Work order
Repeat, exactly as written, all of the entries, but not their pictures.

Records from a data collection

+ + + +

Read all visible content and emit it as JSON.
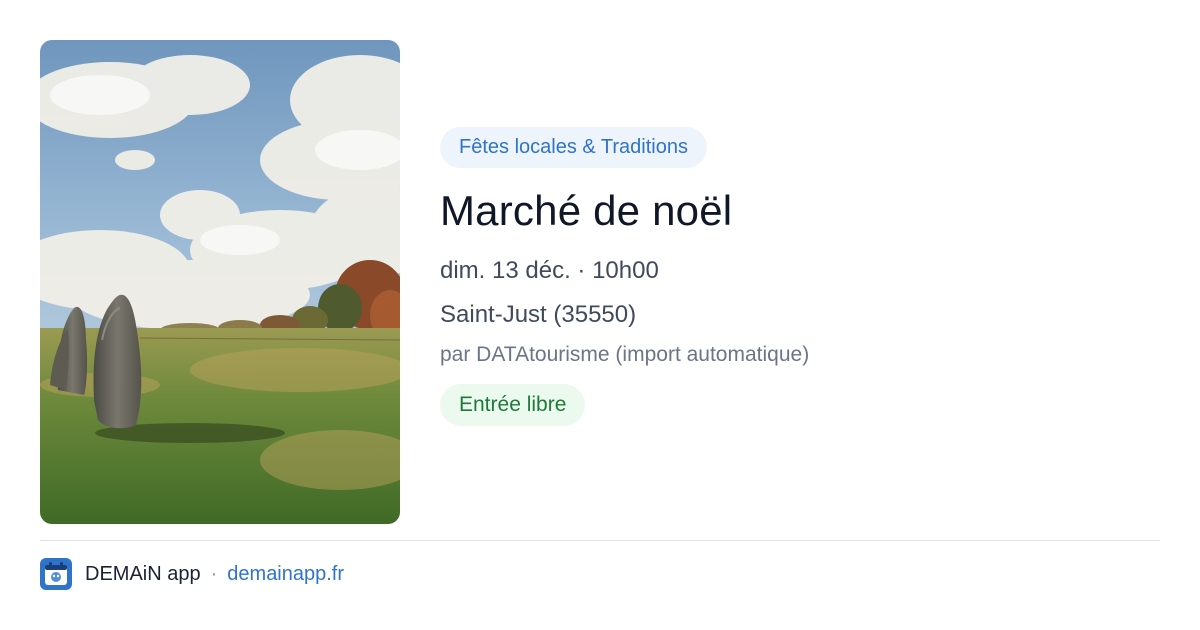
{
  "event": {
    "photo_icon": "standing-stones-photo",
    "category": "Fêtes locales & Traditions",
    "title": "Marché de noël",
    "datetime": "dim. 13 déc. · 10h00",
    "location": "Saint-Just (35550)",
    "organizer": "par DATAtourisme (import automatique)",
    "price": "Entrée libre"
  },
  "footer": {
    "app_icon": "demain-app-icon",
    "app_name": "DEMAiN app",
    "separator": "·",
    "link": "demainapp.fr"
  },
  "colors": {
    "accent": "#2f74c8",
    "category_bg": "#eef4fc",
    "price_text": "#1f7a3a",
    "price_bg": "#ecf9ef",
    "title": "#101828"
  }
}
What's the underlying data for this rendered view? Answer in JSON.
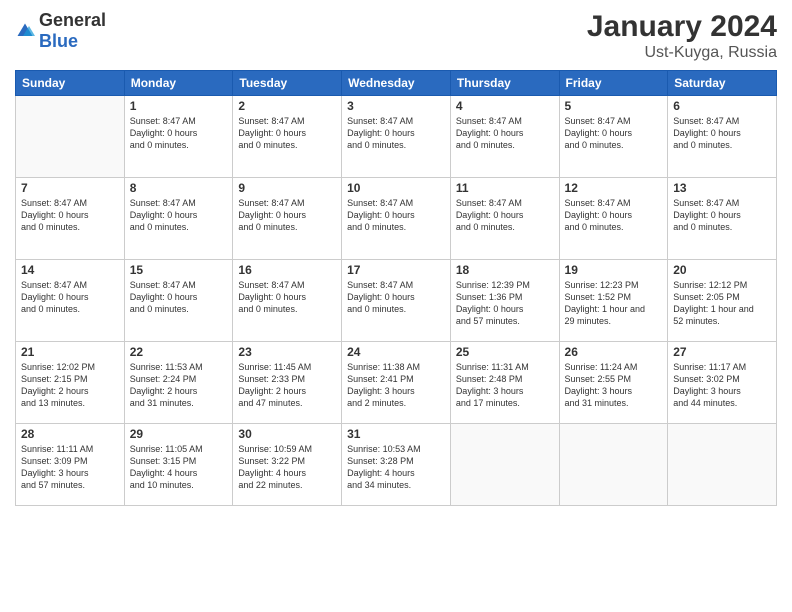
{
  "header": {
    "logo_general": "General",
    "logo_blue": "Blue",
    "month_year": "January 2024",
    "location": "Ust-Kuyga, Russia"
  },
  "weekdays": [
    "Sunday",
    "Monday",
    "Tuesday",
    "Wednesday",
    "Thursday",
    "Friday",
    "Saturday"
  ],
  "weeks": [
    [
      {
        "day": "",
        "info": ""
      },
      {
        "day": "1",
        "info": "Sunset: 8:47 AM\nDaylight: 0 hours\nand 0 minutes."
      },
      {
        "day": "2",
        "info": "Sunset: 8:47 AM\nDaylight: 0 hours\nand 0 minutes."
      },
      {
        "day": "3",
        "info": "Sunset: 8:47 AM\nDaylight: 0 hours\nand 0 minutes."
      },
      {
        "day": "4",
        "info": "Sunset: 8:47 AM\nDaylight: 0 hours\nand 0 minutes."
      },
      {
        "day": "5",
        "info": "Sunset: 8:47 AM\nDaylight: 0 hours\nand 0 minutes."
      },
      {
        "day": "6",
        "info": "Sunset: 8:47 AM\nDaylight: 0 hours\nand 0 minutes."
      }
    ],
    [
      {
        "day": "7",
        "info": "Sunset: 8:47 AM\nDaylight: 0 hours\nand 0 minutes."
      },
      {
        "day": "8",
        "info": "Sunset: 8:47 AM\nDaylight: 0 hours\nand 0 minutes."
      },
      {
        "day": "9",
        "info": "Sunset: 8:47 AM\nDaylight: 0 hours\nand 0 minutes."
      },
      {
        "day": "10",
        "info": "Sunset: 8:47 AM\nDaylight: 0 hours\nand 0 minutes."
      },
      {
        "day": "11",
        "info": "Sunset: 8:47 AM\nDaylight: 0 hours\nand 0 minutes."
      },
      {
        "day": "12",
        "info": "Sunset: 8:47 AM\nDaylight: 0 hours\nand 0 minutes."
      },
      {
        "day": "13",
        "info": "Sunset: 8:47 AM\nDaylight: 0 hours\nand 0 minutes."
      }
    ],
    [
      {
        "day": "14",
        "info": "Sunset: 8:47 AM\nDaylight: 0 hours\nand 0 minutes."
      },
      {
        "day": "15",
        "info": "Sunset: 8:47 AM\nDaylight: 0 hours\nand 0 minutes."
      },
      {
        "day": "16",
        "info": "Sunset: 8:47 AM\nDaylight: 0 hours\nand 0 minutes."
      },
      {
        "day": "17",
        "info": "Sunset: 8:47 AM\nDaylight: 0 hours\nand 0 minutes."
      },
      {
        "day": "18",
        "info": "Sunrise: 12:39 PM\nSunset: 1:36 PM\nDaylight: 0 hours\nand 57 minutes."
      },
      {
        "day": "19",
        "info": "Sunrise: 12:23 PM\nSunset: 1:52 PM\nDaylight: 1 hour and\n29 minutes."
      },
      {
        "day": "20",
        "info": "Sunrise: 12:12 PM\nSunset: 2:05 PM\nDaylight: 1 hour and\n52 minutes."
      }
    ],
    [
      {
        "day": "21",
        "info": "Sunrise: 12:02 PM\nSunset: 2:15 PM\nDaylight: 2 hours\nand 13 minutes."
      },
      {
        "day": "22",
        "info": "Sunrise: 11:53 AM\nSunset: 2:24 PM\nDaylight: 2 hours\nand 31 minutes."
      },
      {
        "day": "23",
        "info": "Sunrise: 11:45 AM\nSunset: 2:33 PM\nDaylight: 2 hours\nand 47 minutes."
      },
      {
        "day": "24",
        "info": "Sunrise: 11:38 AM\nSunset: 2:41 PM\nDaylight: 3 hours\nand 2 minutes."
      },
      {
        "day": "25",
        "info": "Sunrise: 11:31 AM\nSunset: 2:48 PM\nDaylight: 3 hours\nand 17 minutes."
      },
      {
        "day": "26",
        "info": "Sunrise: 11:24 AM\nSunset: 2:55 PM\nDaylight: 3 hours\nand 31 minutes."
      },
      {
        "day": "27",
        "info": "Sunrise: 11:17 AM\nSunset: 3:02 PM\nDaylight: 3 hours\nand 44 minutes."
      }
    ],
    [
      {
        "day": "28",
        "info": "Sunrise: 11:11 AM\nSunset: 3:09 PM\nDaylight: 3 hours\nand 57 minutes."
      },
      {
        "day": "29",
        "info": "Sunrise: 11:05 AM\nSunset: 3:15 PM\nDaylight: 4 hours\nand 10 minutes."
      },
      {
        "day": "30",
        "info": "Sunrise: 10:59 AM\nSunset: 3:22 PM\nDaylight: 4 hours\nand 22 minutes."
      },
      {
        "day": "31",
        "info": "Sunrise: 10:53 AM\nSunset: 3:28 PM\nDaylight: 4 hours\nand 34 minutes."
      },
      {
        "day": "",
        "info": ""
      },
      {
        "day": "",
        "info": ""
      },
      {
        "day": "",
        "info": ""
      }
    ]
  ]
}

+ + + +

Answer space
Read all visible content and emit it as JSON.
{
  "event": {
    "photo_icon": "standing-stones-photo",
    "category": "Fêtes locales & Traditions",
    "title": "Marché de noël",
    "datetime": "dim. 13 déc. · 10h00",
    "location": "Saint-Just (35550)",
    "organizer": "par DATAtourisme (import automatique)",
    "price": "Entrée libre"
  },
  "footer": {
    "app_icon": "demain-app-icon",
    "app_name": "DEMAiN app",
    "separator": "·",
    "link": "demainapp.fr"
  },
  "colors": {
    "accent": "#2f74c8",
    "category_bg": "#eef4fc",
    "price_text": "#1f7a3a",
    "price_bg": "#ecf9ef",
    "title": "#101828"
  }
}
What's the underlying data for this rendered view? Answer in JSON.
{
  "header": {
    "logo_general": "General",
    "logo_blue": "Blue",
    "month_year": "January 2024",
    "location": "Ust-Kuyga, Russia"
  },
  "weekdays": [
    "Sunday",
    "Monday",
    "Tuesday",
    "Wednesday",
    "Thursday",
    "Friday",
    "Saturday"
  ],
  "weeks": [
    [
      {
        "day": "",
        "info": ""
      },
      {
        "day": "1",
        "info": "Sunset: 8:47 AM\nDaylight: 0 hours\nand 0 minutes."
      },
      {
        "day": "2",
        "info": "Sunset: 8:47 AM\nDaylight: 0 hours\nand 0 minutes."
      },
      {
        "day": "3",
        "info": "Sunset: 8:47 AM\nDaylight: 0 hours\nand 0 minutes."
      },
      {
        "day": "4",
        "info": "Sunset: 8:47 AM\nDaylight: 0 hours\nand 0 minutes."
      },
      {
        "day": "5",
        "info": "Sunset: 8:47 AM\nDaylight: 0 hours\nand 0 minutes."
      },
      {
        "day": "6",
        "info": "Sunset: 8:47 AM\nDaylight: 0 hours\nand 0 minutes."
      }
    ],
    [
      {
        "day": "7",
        "info": "Sunset: 8:47 AM\nDaylight: 0 hours\nand 0 minutes."
      },
      {
        "day": "8",
        "info": "Sunset: 8:47 AM\nDaylight: 0 hours\nand 0 minutes."
      },
      {
        "day": "9",
        "info": "Sunset: 8:47 AM\nDaylight: 0 hours\nand 0 minutes."
      },
      {
        "day": "10",
        "info": "Sunset: 8:47 AM\nDaylight: 0 hours\nand 0 minutes."
      },
      {
        "day": "11",
        "info": "Sunset: 8:47 AM\nDaylight: 0 hours\nand 0 minutes."
      },
      {
        "day": "12",
        "info": "Sunset: 8:47 AM\nDaylight: 0 hours\nand 0 minutes."
      },
      {
        "day": "13",
        "info": "Sunset: 8:47 AM\nDaylight: 0 hours\nand 0 minutes."
      }
    ],
    [
      {
        "day": "14",
        "info": "Sunset: 8:47 AM\nDaylight: 0 hours\nand 0 minutes."
      },
      {
        "day": "15",
        "info": "Sunset: 8:47 AM\nDaylight: 0 hours\nand 0 minutes."
      },
      {
        "day": "16",
        "info": "Sunset: 8:47 AM\nDaylight: 0 hours\nand 0 minutes."
      },
      {
        "day": "17",
        "info": "Sunset: 8:47 AM\nDaylight: 0 hours\nand 0 minutes."
      },
      {
        "day": "18",
        "info": "Sunrise: 12:39 PM\nSunset: 1:36 PM\nDaylight: 0 hours\nand 57 minutes."
      },
      {
        "day": "19",
        "info": "Sunrise: 12:23 PM\nSunset: 1:52 PM\nDaylight: 1 hour and\n29 minutes."
      },
      {
        "day": "20",
        "info": "Sunrise: 12:12 PM\nSunset: 2:05 PM\nDaylight: 1 hour and\n52 minutes."
      }
    ],
    [
      {
        "day": "21",
        "info": "Sunrise: 12:02 PM\nSunset: 2:15 PM\nDaylight: 2 hours\nand 13 minutes."
      },
      {
        "day": "22",
        "info": "Sunrise: 11:53 AM\nSunset: 2:24 PM\nDaylight: 2 hours\nand 31 minutes."
      },
      {
        "day": "23",
        "info": "Sunrise: 11:45 AM\nSunset: 2:33 PM\nDaylight: 2 hours\nand 47 minutes."
      },
      {
        "day": "24",
        "info": "Sunrise: 11:38 AM\nSunset: 2:41 PM\nDaylight: 3 hours\nand 2 minutes."
      },
      {
        "day": "25",
        "info": "Sunrise: 11:31 AM\nSunset: 2:48 PM\nDaylight: 3 hours\nand 17 minutes."
      },
      {
        "day": "26",
        "info": "Sunrise: 11:24 AM\nSunset: 2:55 PM\nDaylight: 3 hours\nand 31 minutes."
      },
      {
        "day": "27",
        "info": "Sunrise: 11:17 AM\nSunset: 3:02 PM\nDaylight: 3 hours\nand 44 minutes."
      }
    ],
    [
      {
        "day": "28",
        "info": "Sunrise: 11:11 AM\nSunset: 3:09 PM\nDaylight: 3 hours\nand 57 minutes."
      },
      {
        "day": "29",
        "info": "Sunrise: 11:05 AM\nSunset: 3:15 PM\nDaylight: 4 hours\nand 10 minutes."
      },
      {
        "day": "30",
        "info": "Sunrise: 10:59 AM\nSunset: 3:22 PM\nDaylight: 4 hours\nand 22 minutes."
      },
      {
        "day": "31",
        "info": "Sunrise: 10:53 AM\nSunset: 3:28 PM\nDaylight: 4 hours\nand 34 minutes."
      },
      {
        "day": "",
        "info": ""
      },
      {
        "day": "",
        "info": ""
      },
      {
        "day": "",
        "info": ""
      }
    ]
  ]
}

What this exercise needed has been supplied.